Last night, I was driving on University Avenue about 6:30 p.m. to watch the UF basketball game against Southern Texas. As I was passing the campus on my left, a Jimmy John’s delivery bicyclist cut right in front of my car while making a left-hand turn off campus and onto University Avenue.
The bicyclist, who did have a flashing front light but was poorly lit overall, was pedaling so fast that I didn’t notice him until he was feet away from my front bumper. We’re both very fortunate there wasn’t a serious accident.
Because of the proximity to the store, this bicyclist is probably an employee of the Jimmy John’s in Midtown on University Avenue. The Gainesville Police Department has had to issue many tickets to the store’s riders, many of which are unpaid, the Gainesville Sun reported in October.
From the Sun article:
“Police say they are frustrated not only with the continued unsafe cycling but also with a lack of responsiveness from the sandwich shop’s manager.
“Sgt. Joe Raulerson, who heads the GPD traffic unit, said the department has spoken with the owner, manager and other company officials multiple times, but the delivery cyclists continue to bike in ways that endanger themselves and others.”
It’s not just motorists or the delivery cyclists who are in danger, but also pedestrians. As one Indianapolis man wrote:
“Yes, I understand that part of your shtick is to promise that your food will be delivered really quickly. It’s catchy and your commercials are funny-ish. But you know what? I shouldn’t have to walk in fear of injury because you have a reputation to uphold.
“Neither I nor any other pedestrian should ever have to jump out of the way as one of your bike delivery people flies by weaving in and out of pedestrians on crowded sidewalks.”
Though driving a car, one Jimmy John’s deliverer killed a Morgantown, West Virginia, pedestrian in 2013. From the Pittsburg Post-Gazette:
“Jimmy John’s, the ubiquitous sandwich-maker that boasts speedy delivery times, is being accused of putting too much emphasis on punctuality and not enough on safety. …

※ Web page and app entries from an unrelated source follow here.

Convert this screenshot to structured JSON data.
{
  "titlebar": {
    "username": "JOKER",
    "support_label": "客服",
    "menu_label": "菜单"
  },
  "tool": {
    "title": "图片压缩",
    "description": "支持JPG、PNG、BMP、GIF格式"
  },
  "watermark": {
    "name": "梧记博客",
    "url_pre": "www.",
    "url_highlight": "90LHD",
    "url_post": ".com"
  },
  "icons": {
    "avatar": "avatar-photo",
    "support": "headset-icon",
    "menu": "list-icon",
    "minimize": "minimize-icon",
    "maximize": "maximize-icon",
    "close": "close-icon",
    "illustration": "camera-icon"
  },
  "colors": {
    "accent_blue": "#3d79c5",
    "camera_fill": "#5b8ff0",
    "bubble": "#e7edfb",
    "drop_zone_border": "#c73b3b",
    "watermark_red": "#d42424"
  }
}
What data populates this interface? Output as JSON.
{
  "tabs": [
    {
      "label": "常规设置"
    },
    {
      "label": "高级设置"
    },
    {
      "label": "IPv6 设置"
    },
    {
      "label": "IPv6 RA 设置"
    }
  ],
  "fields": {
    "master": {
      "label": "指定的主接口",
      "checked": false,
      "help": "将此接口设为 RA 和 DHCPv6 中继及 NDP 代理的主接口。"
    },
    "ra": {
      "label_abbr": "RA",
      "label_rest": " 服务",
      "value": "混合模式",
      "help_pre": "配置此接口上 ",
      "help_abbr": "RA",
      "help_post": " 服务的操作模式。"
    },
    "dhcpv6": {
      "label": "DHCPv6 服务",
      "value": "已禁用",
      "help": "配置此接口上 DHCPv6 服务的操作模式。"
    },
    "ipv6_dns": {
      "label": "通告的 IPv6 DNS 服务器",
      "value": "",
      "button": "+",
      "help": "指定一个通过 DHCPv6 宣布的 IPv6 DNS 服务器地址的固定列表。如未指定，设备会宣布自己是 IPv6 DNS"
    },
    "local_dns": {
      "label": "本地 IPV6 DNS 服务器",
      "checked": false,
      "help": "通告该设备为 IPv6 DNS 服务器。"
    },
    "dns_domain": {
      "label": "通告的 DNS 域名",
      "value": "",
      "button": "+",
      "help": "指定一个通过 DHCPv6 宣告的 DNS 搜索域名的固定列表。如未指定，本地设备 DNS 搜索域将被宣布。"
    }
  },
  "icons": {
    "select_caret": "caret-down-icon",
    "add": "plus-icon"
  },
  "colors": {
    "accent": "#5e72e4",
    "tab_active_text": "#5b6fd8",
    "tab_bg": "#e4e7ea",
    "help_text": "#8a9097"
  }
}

“In a complaint filed against the company, the attorney for Mr. McClain’s daughter, Linda Lutman, contends that the emphasis on speed created working conditions that endangered the public and helped cause Mr. McClain’s death.”
Just watch how the crazy deliverers drive in these undercover videos in a report from the Louisville, Kentucky NBC affiliate.
In a previous Sun article from 2013 also highlighting the recklessness, a police spokesman gave the examples of one cyclist getting two citations in the same day for weaving in and out of traffic, and about five separate cyclists all being cited on a different single day.
Other infractions include running stop signs and red lights.
I applaud Gainesville police, and any other police departments around the country, that are taking on this public-safety hazard that almost led to me colliding with a bicyclist last night.
There’s no shortage of articles on Jimmy John’s riders getting hit—and, in at least one case, killed—around the country: in Fort Worth, Texas; Greensboro, North Carolina; Boise, Idaho; Seattle, Washington; Colorado Springs, Colorado; Omaha, Nebraska; and even Gainesville.
It certainly isn’t the bicyclist’s fault in many of the accidents, and I’m all for alternative modes of transportation. But my point is this: When your company motto is “freaky fast delivery” and deliverers are taking to the streets in undeniably reckless and deadly ways, whether it be at the encouragement of more tips or the company, something has to be done.
Drop the slogan, and institute company policies that encourage safe, rather than just fast, delivery. That way, you’ll deliver like everyone else: within the laws of the road.
Until Jimmy John’s does, I would encourage everyone to choose a different restaurant for your fast-food-sandwich fix.